WHAT TO DO =>
All the records below must be returned exactly as they stand.

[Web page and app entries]
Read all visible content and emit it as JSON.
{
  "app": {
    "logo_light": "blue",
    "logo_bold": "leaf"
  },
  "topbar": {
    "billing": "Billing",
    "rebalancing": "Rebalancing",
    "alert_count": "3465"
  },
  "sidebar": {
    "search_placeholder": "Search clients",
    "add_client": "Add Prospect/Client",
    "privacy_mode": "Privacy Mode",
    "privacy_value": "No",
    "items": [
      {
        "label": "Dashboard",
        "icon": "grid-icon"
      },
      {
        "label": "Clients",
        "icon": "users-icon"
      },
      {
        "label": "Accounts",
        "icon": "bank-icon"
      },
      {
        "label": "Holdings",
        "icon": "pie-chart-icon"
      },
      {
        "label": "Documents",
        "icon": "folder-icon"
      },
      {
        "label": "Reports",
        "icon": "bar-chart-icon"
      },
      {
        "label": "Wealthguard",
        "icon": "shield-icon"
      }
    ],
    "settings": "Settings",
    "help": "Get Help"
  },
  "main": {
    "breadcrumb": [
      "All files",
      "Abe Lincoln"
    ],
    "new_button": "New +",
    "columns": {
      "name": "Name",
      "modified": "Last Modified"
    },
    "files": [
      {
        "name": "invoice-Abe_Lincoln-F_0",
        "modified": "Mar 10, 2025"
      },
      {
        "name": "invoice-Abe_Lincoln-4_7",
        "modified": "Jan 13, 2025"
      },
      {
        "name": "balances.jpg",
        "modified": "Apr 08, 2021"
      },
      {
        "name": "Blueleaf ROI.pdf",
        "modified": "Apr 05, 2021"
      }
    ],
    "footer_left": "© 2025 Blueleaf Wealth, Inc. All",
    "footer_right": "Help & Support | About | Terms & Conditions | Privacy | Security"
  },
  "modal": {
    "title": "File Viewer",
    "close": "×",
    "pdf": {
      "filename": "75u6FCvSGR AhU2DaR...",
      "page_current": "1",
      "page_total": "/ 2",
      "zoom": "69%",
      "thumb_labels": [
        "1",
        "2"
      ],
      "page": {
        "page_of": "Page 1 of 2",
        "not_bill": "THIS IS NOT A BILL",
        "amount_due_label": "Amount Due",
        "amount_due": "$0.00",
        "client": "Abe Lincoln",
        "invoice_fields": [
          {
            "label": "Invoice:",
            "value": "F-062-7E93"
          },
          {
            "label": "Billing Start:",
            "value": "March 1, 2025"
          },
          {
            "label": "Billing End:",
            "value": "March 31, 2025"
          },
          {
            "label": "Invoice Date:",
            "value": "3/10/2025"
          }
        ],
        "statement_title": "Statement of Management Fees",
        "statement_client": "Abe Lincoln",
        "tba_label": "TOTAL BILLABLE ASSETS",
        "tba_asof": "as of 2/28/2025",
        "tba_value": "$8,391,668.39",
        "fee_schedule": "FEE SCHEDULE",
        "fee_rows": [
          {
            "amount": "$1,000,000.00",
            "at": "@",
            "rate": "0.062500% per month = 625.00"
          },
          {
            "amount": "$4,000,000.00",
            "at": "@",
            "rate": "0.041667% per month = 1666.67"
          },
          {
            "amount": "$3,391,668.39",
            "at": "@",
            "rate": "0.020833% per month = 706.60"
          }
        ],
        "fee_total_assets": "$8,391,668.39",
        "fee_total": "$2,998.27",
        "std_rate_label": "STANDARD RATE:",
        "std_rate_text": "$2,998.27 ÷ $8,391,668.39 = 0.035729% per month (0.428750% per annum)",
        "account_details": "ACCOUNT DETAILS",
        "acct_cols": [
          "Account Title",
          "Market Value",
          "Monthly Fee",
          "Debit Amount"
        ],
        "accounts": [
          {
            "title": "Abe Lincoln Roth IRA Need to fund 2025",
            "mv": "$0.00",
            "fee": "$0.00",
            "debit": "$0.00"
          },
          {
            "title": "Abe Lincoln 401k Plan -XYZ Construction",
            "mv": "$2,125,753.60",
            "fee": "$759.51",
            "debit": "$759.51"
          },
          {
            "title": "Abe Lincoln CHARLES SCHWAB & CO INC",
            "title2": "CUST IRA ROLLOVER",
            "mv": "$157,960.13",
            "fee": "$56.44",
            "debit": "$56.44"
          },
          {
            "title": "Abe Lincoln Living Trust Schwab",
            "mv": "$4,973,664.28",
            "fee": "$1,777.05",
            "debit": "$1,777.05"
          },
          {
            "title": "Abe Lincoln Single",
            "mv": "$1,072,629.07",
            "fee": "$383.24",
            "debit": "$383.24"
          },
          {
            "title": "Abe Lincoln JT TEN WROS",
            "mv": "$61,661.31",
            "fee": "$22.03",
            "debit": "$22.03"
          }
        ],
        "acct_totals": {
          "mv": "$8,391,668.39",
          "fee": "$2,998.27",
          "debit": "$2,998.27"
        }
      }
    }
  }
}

ANSWER =>
Read all visible content and emit it as JSON.
{
  "app": {
    "logo_light": "blue",
    "logo_bold": "leaf"
  },
  "topbar": {
    "billing": "Billing",
    "rebalancing": "Rebalancing",
    "alert_count": "3465"
  },
  "sidebar": {
    "search_placeholder": "Search clients",
    "add_client": "Add Prospect/Client",
    "privacy_mode": "Privacy Mode",
    "privacy_value": "No",
    "items": [
      {
        "label": "Dashboard",
        "icon": "grid-icon"
      },
      {
        "label": "Clients",
        "icon": "users-icon"
      },
      {
        "label": "Accounts",
        "icon": "bank-icon"
      },
      {
        "label": "Holdings",
        "icon": "pie-chart-icon"
      },
      {
        "label": "Documents",
        "icon": "folder-icon"
      },
      {
        "label": "Reports",
        "icon": "bar-chart-icon"
      },
      {
        "label": "Wealthguard",
        "icon": "shield-icon"
      }
    ],
    "settings": "Settings",
    "help": "Get Help"
  },
  "main": {
    "breadcrumb": [
      "All files",
      "Abe Lincoln"
    ],
    "new_button": "New +",
    "columns": {
      "name": "Name",
      "modified": "Last Modified"
    },
    "files": [
      {
        "name": "invoice-Abe_Lincoln-F_0",
        "modified": "Mar 10, 2025"
      },
      {
        "name": "invoice-Abe_Lincoln-4_7",
        "modified": "Jan 13, 2025"
      },
      {
        "name": "balances.jpg",
        "modified": "Apr 08, 2021"
      },
      {
        "name": "Blueleaf ROI.pdf",
        "modified": "Apr 05, 2021"
      }
    ],
    "footer_left": "© 2025 Blueleaf Wealth, Inc. All",
    "footer_right": "Help & Support | About | Terms & Conditions | Privacy | Security"
  },
  "modal": {
    "title": "File Viewer",
    "close": "×",
    "pdf": {
      "filename": "75u6FCvSGR AhU2DaR...",
      "page_current": "1",
      "page_total": "/ 2",
      "zoom": "69%",
      "thumb_labels": [
        "1",
        "2"
      ],
      "page": {
        "page_of": "Page 1 of 2",
        "not_bill": "THIS IS NOT A BILL",
        "amount_due_label": "Amount Due",
        "amount_due": "$0.00",
        "client": "Abe Lincoln",
        "invoice_fields": [
          {
            "label": "Invoice:",
            "value": "F-062-7E93"
          },
          {
            "label": "Billing Start:",
            "value": "March 1, 2025"
          },
          {
            "label": "Billing End:",
            "value": "March 31, 2025"
          },
          {
            "label": "Invoice Date:",
            "value": "3/10/2025"
          }
        ],
        "statement_title": "Statement of Management Fees",
        "statement_client": "Abe Lincoln",
        "tba_label": "TOTAL BILLABLE ASSETS",
        "tba_asof": "as of 2/28/2025",
        "tba_value": "$8,391,668.39",
        "fee_schedule": "FEE SCHEDULE",
        "fee_rows": [
          {
            "amount": "$1,000,000.00",
            "at": "@",
            "rate": "0.062500% per month = 625.00"
          },
          {
            "amount": "$4,000,000.00",
            "at": "@",
            "rate": "0.041667% per month = 1666.67"
          },
          {
            "amount": "$3,391,668.39",
            "at": "@",
            "rate": "0.020833% per month = 706.60"
          }
        ],
        "fee_total_assets": "$8,391,668.39",
        "fee_total": "$2,998.27",
        "std_rate_label": "STANDARD RATE:",
        "std_rate_text": "$2,998.27 ÷ $8,391,668.39 = 0.035729% per month (0.428750% per annum)",
        "account_details": "ACCOUNT DETAILS",
        "acct_cols": [
          "Account Title",
          "Market Value",
          "Monthly Fee",
          "Debit Amount"
        ],
        "accounts": [
          {
            "title": "Abe Lincoln Roth IRA Need to fund 2025",
            "mv": "$0.00",
            "fee": "$0.00",
            "debit": "$0.00"
          },
          {
            "title": "Abe Lincoln 401k Plan -XYZ Construction",
            "mv": "$2,125,753.60",
            "fee": "$759.51",
            "debit": "$759.51"
          },
          {
            "title": "Abe Lincoln CHARLES SCHWAB & CO INC",
            "title2": "CUST IRA ROLLOVER",
            "mv": "$157,960.13",
            "fee": "$56.44",
            "debit": "$56.44"
          },
          {
            "title": "Abe Lincoln Living Trust Schwab",
            "mv": "$4,973,664.28",
            "fee": "$1,777.05",
            "debit": "$1,777.05"
          },
          {
            "title": "Abe Lincoln Single",
            "mv": "$1,072,629.07",
            "fee": "$383.24",
            "debit": "$383.24"
          },
          {
            "title": "Abe Lincoln JT TEN WROS",
            "mv": "$61,661.31",
            "fee": "$22.03",
            "debit": "$22.03"
          }
        ],
        "acct_totals": {
          "mv": "$8,391,668.39",
          "fee": "$2,998.27",
          "debit": "$2,998.27"
        }
      }
    }
  }
}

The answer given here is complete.